About this task - Set the data down again, exactly as it reads, but without the pictures.

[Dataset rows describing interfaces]
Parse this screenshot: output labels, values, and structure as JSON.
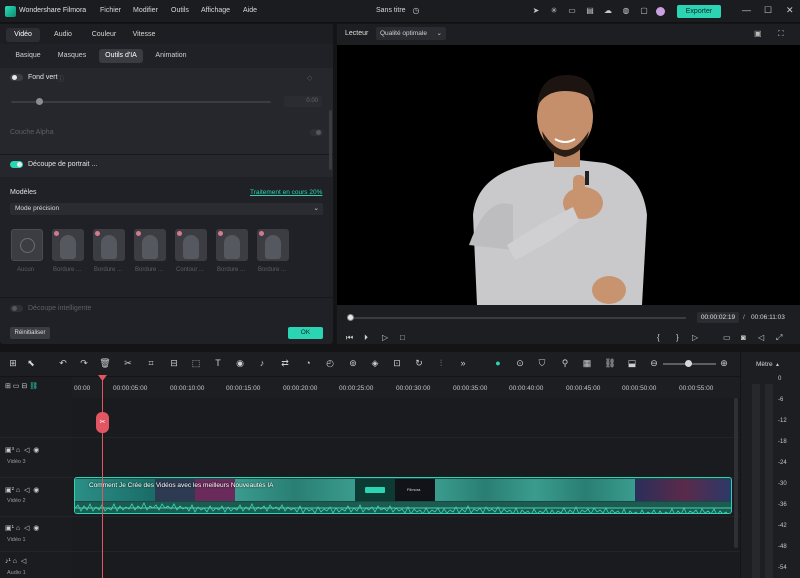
{
  "app": {
    "name": "Wondershare Filmora",
    "document_title": "Sans titre",
    "export_label": "Exporter",
    "accent": "#2bd5b3",
    "playhead_color": "#e25563"
  },
  "menu": [
    "Fichier",
    "Modifier",
    "Outils",
    "Affichage",
    "Aide"
  ],
  "left_panel": {
    "tabs": [
      "Vidéo",
      "Audio",
      "Couleur",
      "Vitesse"
    ],
    "active_tab": "Vidéo",
    "subtabs": [
      "Basique",
      "Masques",
      "Outils d'IA",
      "Animation"
    ],
    "active_subtab": "Outils d'IA",
    "fond_vert": {
      "label": "Fond vert",
      "enabled": false,
      "value": "0.00"
    },
    "couche_alpha": {
      "label": "Couche Alpha",
      "enabled": false
    },
    "decoupe_portrait": {
      "label": "Découpe de portrait ...",
      "enabled": true
    },
    "modeles": {
      "label": "Modèles",
      "progress_text": "Traitement en cours 20%",
      "progress": 0.2,
      "mode": "Mode précision"
    },
    "presets": [
      "Aucun",
      "Bordure ...",
      "Bordure ...",
      "Bordure ...",
      "Contour ...",
      "Bordure ...",
      "Bordure ..."
    ],
    "decoupe_intelligente": {
      "label": "Découpe intelligente"
    },
    "reset_label": "Réinitialiser",
    "ok_label": "OK"
  },
  "player": {
    "label": "Lecteur",
    "quality": "Qualité optimale",
    "current_time": "00:00:02:19",
    "total_time": "00:06:11:03",
    "progress": 0.005
  },
  "timeline": {
    "ruler": [
      "00:00",
      "00:00:05:00",
      "00:00:10:00",
      "00:00:15:00",
      "00:00:20:00",
      "00:00:25:00",
      "00:00:30:00",
      "00:00:35:00",
      "00:00:40:00",
      "00:00:45:00",
      "00:00:50:00",
      "00:00:55:00"
    ],
    "tracks": [
      {
        "id": "3",
        "name": "Vidéo 3"
      },
      {
        "id": "2",
        "name": "Vidéo 2"
      },
      {
        "id": "1",
        "name": "Vidéo 1"
      },
      {
        "id": "1",
        "name": "Audio 1"
      }
    ],
    "clip_title": "Comment Je Crée des Vidéos avec les meilleurs Nouveautés IA",
    "marker_chip": "Filmora"
  },
  "meter": {
    "title": "Mètre",
    "labels": [
      "0",
      "-6",
      "-12",
      "-18",
      "-24",
      "-30",
      "-36",
      "-42",
      "-48",
      "-54"
    ]
  }
}
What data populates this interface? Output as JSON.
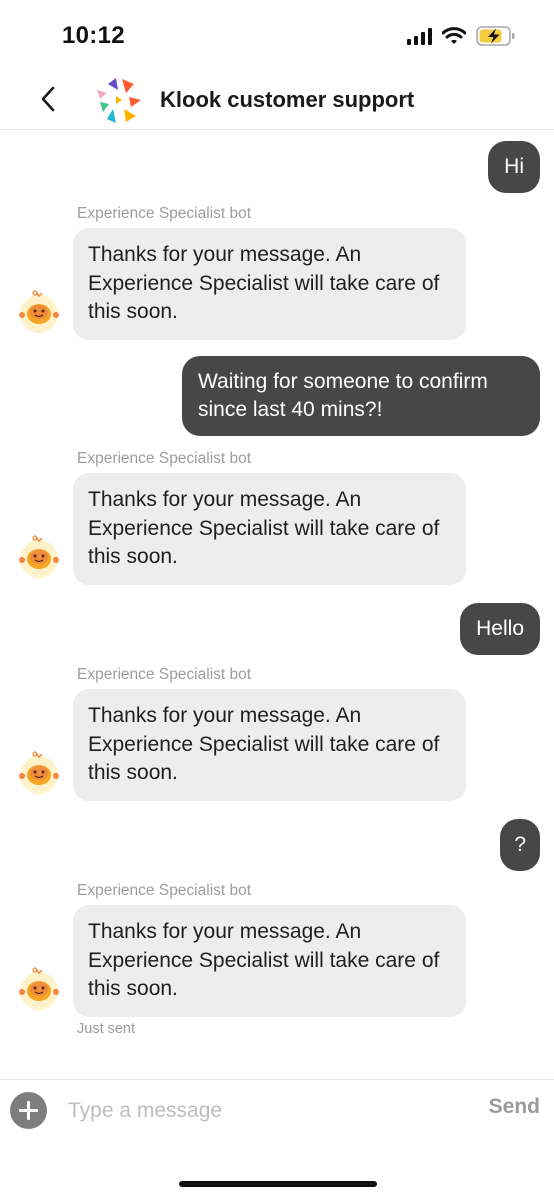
{
  "status": {
    "time": "10:12",
    "icons": [
      "signal-icon",
      "wifi-icon",
      "battery-charging-icon"
    ]
  },
  "header": {
    "title": "Klook customer support",
    "back_icon": "chevron-left-icon",
    "logo_icon": "klook-logo-icon"
  },
  "messages": [
    {
      "type": "outgoing",
      "text": "Hi"
    },
    {
      "type": "incoming",
      "sender": "Experience Specialist bot",
      "text": "Thanks for your message. An Experience Specialist will take care of this soon."
    },
    {
      "type": "outgoing",
      "text": "Waiting for someone to confirm since last 40 mins?!"
    },
    {
      "type": "incoming",
      "sender": "Experience Specialist bot",
      "text": "Thanks for your message. An Experience Specialist will take care of this soon."
    },
    {
      "type": "outgoing",
      "text": "Hello"
    },
    {
      "type": "incoming",
      "sender": "Experience Specialist bot",
      "text": "Thanks for your message. An Experience Specialist will take care of this soon."
    },
    {
      "type": "outgoing",
      "text": "?"
    },
    {
      "type": "incoming",
      "sender": "Experience Specialist bot",
      "text": "Thanks for your message. An Experience Specialist will take care of this soon.",
      "meta": "Just sent"
    }
  ],
  "input": {
    "placeholder": "Type a message",
    "value": "",
    "send_label": "Send",
    "add_icon": "plus-circle-icon"
  },
  "colors": {
    "outgoing_bubble": "#474747",
    "incoming_bubble": "#ededed",
    "secondary_text": "#9d9d9d"
  }
}
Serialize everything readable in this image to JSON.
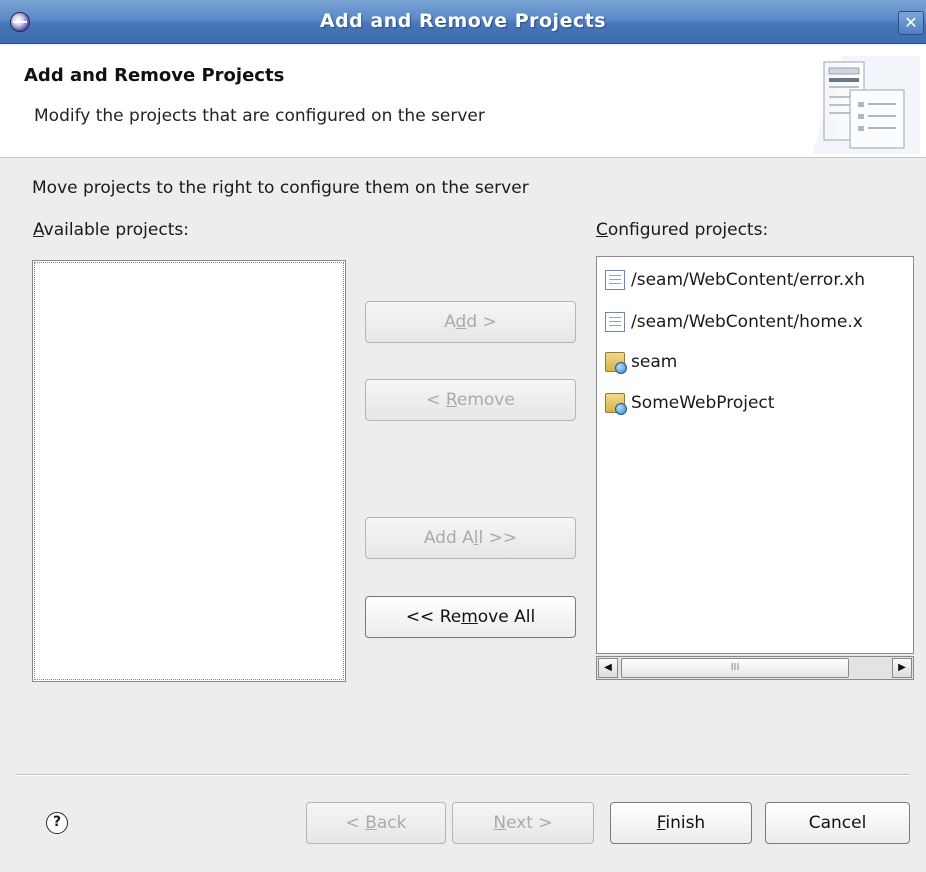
{
  "window": {
    "title": "Add and Remove Projects",
    "close_glyph": "✕",
    "app_icon": "eclipse-icon"
  },
  "header": {
    "title": "Add and Remove Projects",
    "description": "Modify the projects that are configured on the server",
    "graphic_icon": "server-document-icon"
  },
  "body": {
    "instruction": "Move projects to the right to configure them on the server",
    "available_label_mnemonic": "A",
    "available_label_rest": "vailable projects:",
    "configured_label_mnemonic": "C",
    "configured_label_rest": "onfigured projects:",
    "available_projects": []
  },
  "move_buttons": {
    "add": {
      "pre": "A",
      "mn": "d",
      "post": "d >",
      "enabled": false
    },
    "remove": {
      "pre": "< ",
      "mn": "R",
      "post": "emove",
      "enabled": false
    },
    "add_all": {
      "pre": "Add A",
      "mn": "l",
      "post": "l >>",
      "enabled": false
    },
    "remove_all": {
      "pre": "<< Re",
      "mn": "m",
      "post": "ove All",
      "enabled": true
    }
  },
  "configured_projects": [
    {
      "label": "/seam/WebContent/error.xh",
      "icon": "file-icon"
    },
    {
      "label": "/seam/WebContent/home.x",
      "icon": "file-icon"
    },
    {
      "label": "seam",
      "icon": "web-project-icon"
    },
    {
      "label": "SomeWebProject",
      "icon": "web-project-icon"
    }
  ],
  "scrollbar": {
    "left_arrow": "◀",
    "right_arrow": "▶",
    "thumb_grip": "III"
  },
  "footer": {
    "help_glyph": "?",
    "back": {
      "pre": "< ",
      "mn": "B",
      "post": "ack",
      "enabled": false
    },
    "next": {
      "pre": "",
      "mn": "N",
      "post": "ext >",
      "enabled": false
    },
    "finish": {
      "pre": "",
      "mn": "F",
      "post": "inish",
      "enabled": true
    },
    "cancel": {
      "label": "Cancel",
      "enabled": true
    }
  }
}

Exercise response -
Parse this screenshot: output labels, values, and structure as JSON.
{
  "app": {
    "name": "Wondershare Filmora",
    "document_title": "Sans titre",
    "export_label": "Exporter",
    "accent": "#2bd5b3",
    "playhead_color": "#e25563"
  },
  "menu": [
    "Fichier",
    "Modifier",
    "Outils",
    "Affichage",
    "Aide"
  ],
  "left_panel": {
    "tabs": [
      "Vidéo",
      "Audio",
      "Couleur",
      "Vitesse"
    ],
    "active_tab": "Vidéo",
    "subtabs": [
      "Basique",
      "Masques",
      "Outils d'IA",
      "Animation"
    ],
    "active_subtab": "Outils d'IA",
    "fond_vert": {
      "label": "Fond vert",
      "enabled": false,
      "value": "0.00"
    },
    "couche_alpha": {
      "label": "Couche Alpha",
      "enabled": false
    },
    "decoupe_portrait": {
      "label": "Découpe de portrait ...",
      "enabled": true
    },
    "modeles": {
      "label": "Modèles",
      "progress_text": "Traitement en cours 20%",
      "progress": 0.2,
      "mode": "Mode précision"
    },
    "presets": [
      "Aucun",
      "Bordure ...",
      "Bordure ...",
      "Bordure ...",
      "Contour ...",
      "Bordure ...",
      "Bordure ..."
    ],
    "decoupe_intelligente": {
      "label": "Découpe intelligente"
    },
    "reset_label": "Réinitialiser",
    "ok_label": "OK"
  },
  "player": {
    "label": "Lecteur",
    "quality": "Qualité optimale",
    "current_time": "00:00:02:19",
    "total_time": "00:06:11:03",
    "progress": 0.005
  },
  "timeline": {
    "ruler": [
      "00:00",
      "00:00:05:00",
      "00:00:10:00",
      "00:00:15:00",
      "00:00:20:00",
      "00:00:25:00",
      "00:00:30:00",
      "00:00:35:00",
      "00:00:40:00",
      "00:00:45:00",
      "00:00:50:00",
      "00:00:55:00"
    ],
    "tracks": [
      {
        "id": "3",
        "name": "Vidéo 3"
      },
      {
        "id": "2",
        "name": "Vidéo 2"
      },
      {
        "id": "1",
        "name": "Vidéo 1"
      },
      {
        "id": "1",
        "name": "Audio 1"
      }
    ],
    "clip_title": "Comment Je Crée des Vidéos avec les meilleurs Nouveautés IA",
    "marker_chip": "Filmora"
  },
  "meter": {
    "title": "Mètre",
    "labels": [
      "0",
      "-6",
      "-12",
      "-18",
      "-24",
      "-30",
      "-36",
      "-42",
      "-48",
      "-54"
    ]
  }
}
What data populates this interface? Output as JSON.
{
  "status": {
    "time": "10:12",
    "icons": [
      "signal-icon",
      "wifi-icon",
      "battery-charging-icon"
    ]
  },
  "header": {
    "title": "Klook customer support",
    "back_icon": "chevron-left-icon",
    "logo_icon": "klook-logo-icon"
  },
  "messages": [
    {
      "type": "outgoing",
      "text": "Hi"
    },
    {
      "type": "incoming",
      "sender": "Experience Specialist bot",
      "text": "Thanks for your message. An Experience Specialist will take care of this soon."
    },
    {
      "type": "outgoing",
      "text": "Waiting for someone to confirm since last 40 mins?!"
    },
    {
      "type": "incoming",
      "sender": "Experience Specialist bot",
      "text": "Thanks for your message. An Experience Specialist will take care of this soon."
    },
    {
      "type": "outgoing",
      "text": "Hello"
    },
    {
      "type": "incoming",
      "sender": "Experience Specialist bot",
      "text": "Thanks for your message. An Experience Specialist will take care of this soon."
    },
    {
      "type": "outgoing",
      "text": "?"
    },
    {
      "type": "incoming",
      "sender": "Experience Specialist bot",
      "text": "Thanks for your message. An Experience Specialist will take care of this soon.",
      "meta": "Just sent"
    }
  ],
  "input": {
    "placeholder": "Type a message",
    "value": "",
    "send_label": "Send",
    "add_icon": "plus-circle-icon"
  },
  "colors": {
    "outgoing_bubble": "#474747",
    "incoming_bubble": "#ededed",
    "secondary_text": "#9d9d9d"
  }
}
Serialize everything readable in this image to JSON.
{
  "window": {
    "title": "Add and Remove Projects",
    "close_glyph": "✕",
    "app_icon": "eclipse-icon"
  },
  "header": {
    "title": "Add and Remove Projects",
    "description": "Modify the projects that are configured on the server",
    "graphic_icon": "server-document-icon"
  },
  "body": {
    "instruction": "Move projects to the right to configure them on the server",
    "available_label_mnemonic": "A",
    "available_label_rest": "vailable projects:",
    "configured_label_mnemonic": "C",
    "configured_label_rest": "onfigured projects:",
    "available_projects": []
  },
  "move_buttons": {
    "add": {
      "pre": "A",
      "mn": "d",
      "post": "d >",
      "enabled": false
    },
    "remove": {
      "pre": "< ",
      "mn": "R",
      "post": "emove",
      "enabled": false
    },
    "add_all": {
      "pre": "Add A",
      "mn": "l",
      "post": "l >>",
      "enabled": false
    },
    "remove_all": {
      "pre": "<< Re",
      "mn": "m",
      "post": "ove All",
      "enabled": true
    }
  },
  "configured_projects": [
    {
      "label": "/seam/WebContent/error.xh",
      "icon": "file-icon"
    },
    {
      "label": "/seam/WebContent/home.x",
      "icon": "file-icon"
    },
    {
      "label": "seam",
      "icon": "web-project-icon"
    },
    {
      "label": "SomeWebProject",
      "icon": "web-project-icon"
    }
  ],
  "scrollbar": {
    "left_arrow": "◀",
    "right_arrow": "▶",
    "thumb_grip": "III"
  },
  "footer": {
    "help_glyph": "?",
    "back": {
      "pre": "< ",
      "mn": "B",
      "post": "ack",
      "enabled": false
    },
    "next": {
      "pre": "",
      "mn": "N",
      "post": "ext >",
      "enabled": false
    },
    "finish": {
      "pre": "",
      "mn": "F",
      "post": "inish",
      "enabled": true
    },
    "cancel": {
      "label": "Cancel",
      "enabled": true
    }
  }
}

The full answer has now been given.